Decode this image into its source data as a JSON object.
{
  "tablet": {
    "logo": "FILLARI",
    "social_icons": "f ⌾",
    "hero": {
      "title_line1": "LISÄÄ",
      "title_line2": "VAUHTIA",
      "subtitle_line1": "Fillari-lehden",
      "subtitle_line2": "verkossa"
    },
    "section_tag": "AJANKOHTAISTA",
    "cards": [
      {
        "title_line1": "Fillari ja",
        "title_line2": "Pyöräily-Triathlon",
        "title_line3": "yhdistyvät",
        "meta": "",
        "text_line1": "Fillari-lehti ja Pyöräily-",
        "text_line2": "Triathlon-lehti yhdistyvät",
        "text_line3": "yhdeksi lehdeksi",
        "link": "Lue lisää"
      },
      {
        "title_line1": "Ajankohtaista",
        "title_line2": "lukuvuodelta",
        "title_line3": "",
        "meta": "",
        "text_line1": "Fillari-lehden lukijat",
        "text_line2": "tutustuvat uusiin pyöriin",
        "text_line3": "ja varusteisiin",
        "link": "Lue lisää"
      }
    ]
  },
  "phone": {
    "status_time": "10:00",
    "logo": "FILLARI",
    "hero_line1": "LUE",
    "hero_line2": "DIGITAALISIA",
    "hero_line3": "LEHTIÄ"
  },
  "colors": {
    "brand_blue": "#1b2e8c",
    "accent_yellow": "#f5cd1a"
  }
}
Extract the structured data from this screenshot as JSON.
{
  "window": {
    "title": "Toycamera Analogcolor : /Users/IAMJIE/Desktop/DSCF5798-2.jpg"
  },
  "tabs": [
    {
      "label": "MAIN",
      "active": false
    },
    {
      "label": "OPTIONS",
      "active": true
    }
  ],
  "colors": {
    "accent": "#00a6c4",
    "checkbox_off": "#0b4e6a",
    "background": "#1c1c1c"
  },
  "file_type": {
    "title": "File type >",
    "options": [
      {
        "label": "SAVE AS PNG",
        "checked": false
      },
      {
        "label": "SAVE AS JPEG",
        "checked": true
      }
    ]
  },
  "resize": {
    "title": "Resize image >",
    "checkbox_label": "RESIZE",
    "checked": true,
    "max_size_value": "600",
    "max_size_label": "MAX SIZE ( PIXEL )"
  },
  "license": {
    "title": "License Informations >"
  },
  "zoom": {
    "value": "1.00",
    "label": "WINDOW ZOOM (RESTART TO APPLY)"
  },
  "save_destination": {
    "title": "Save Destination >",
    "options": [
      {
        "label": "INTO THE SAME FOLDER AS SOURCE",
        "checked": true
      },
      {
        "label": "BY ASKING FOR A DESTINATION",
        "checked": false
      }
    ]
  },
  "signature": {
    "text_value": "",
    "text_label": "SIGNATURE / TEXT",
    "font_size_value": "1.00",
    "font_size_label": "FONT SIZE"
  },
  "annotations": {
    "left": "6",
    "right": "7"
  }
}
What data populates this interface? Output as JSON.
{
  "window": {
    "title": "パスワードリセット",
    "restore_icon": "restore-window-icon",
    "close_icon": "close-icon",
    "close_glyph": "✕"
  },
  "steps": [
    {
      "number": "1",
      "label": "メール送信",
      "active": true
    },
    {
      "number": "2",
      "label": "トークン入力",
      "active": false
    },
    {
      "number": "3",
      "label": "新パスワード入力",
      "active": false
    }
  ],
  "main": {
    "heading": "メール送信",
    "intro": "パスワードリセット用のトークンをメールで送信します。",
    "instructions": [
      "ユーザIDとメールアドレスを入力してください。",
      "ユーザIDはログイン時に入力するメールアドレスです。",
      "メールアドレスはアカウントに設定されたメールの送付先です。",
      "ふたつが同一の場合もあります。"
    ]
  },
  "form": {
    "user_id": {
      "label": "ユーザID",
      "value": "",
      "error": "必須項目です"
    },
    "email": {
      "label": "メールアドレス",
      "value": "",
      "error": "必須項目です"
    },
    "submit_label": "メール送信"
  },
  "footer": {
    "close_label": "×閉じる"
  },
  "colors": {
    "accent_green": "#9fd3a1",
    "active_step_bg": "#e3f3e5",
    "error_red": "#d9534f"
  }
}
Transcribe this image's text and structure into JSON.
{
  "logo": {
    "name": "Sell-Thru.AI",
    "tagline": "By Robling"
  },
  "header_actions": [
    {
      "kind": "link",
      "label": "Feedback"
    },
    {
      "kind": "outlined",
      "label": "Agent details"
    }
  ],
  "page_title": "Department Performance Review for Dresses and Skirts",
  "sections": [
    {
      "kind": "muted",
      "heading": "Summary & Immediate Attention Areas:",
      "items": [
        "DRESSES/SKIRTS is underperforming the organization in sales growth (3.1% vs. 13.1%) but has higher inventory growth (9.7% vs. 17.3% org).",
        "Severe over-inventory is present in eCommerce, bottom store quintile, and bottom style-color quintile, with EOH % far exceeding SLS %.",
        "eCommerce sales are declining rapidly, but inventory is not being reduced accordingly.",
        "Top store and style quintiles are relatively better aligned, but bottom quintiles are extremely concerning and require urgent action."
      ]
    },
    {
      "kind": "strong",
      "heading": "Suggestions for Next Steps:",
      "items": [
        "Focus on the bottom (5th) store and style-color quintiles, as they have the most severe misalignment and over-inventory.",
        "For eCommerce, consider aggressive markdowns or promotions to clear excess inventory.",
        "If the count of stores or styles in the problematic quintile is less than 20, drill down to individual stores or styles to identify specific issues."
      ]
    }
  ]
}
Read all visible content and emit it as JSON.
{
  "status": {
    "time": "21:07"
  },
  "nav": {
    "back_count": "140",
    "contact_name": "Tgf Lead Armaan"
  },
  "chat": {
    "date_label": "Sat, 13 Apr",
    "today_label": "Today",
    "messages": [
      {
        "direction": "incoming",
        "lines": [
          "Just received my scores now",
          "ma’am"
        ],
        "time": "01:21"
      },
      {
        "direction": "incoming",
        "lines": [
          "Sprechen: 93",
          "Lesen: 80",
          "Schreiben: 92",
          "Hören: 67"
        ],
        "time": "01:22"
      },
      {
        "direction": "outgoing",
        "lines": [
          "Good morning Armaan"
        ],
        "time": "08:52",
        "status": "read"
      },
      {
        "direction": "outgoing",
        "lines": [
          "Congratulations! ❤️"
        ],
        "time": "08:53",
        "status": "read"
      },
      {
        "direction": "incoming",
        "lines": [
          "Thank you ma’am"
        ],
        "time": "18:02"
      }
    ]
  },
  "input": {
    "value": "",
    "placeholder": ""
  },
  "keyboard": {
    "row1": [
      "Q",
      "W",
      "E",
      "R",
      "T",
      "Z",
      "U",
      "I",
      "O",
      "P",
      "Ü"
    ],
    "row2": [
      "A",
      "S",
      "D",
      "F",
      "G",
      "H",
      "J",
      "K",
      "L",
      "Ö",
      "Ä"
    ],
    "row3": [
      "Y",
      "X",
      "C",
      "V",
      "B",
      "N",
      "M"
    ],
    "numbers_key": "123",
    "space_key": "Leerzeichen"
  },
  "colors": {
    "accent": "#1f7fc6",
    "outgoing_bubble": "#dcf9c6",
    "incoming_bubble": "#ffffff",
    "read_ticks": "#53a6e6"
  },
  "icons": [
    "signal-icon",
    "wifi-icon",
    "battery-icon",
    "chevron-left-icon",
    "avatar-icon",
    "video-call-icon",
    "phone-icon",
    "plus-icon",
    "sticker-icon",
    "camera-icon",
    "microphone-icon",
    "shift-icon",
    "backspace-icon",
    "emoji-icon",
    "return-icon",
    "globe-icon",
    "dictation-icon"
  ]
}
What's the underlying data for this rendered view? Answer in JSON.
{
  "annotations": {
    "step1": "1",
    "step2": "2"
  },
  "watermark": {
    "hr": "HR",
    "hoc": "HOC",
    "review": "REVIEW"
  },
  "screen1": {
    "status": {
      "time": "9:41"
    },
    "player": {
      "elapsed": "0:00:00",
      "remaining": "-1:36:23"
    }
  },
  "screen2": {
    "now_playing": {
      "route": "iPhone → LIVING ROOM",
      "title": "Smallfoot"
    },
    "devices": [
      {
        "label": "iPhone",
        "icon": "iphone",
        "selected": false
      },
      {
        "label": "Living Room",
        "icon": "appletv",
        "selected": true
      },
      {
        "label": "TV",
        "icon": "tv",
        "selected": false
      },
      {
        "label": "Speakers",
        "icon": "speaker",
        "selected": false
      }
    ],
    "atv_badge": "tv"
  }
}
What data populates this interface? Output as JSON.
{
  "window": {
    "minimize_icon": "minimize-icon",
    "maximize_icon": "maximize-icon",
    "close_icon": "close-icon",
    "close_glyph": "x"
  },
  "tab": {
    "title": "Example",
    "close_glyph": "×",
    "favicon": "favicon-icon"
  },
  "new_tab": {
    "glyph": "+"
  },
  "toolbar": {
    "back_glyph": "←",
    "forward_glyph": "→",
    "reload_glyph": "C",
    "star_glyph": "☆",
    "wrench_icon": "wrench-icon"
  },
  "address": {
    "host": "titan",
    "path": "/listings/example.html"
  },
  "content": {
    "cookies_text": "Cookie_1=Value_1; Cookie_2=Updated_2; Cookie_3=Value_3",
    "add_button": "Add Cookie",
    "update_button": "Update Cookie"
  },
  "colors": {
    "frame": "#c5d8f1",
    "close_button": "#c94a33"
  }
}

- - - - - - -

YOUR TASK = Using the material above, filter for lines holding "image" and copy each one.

COMPLETED EXERCISE =
Decode this image into its source data as a JSON object.
    "title": "Resize image >",
Transcribe this image's text and structure into JSON.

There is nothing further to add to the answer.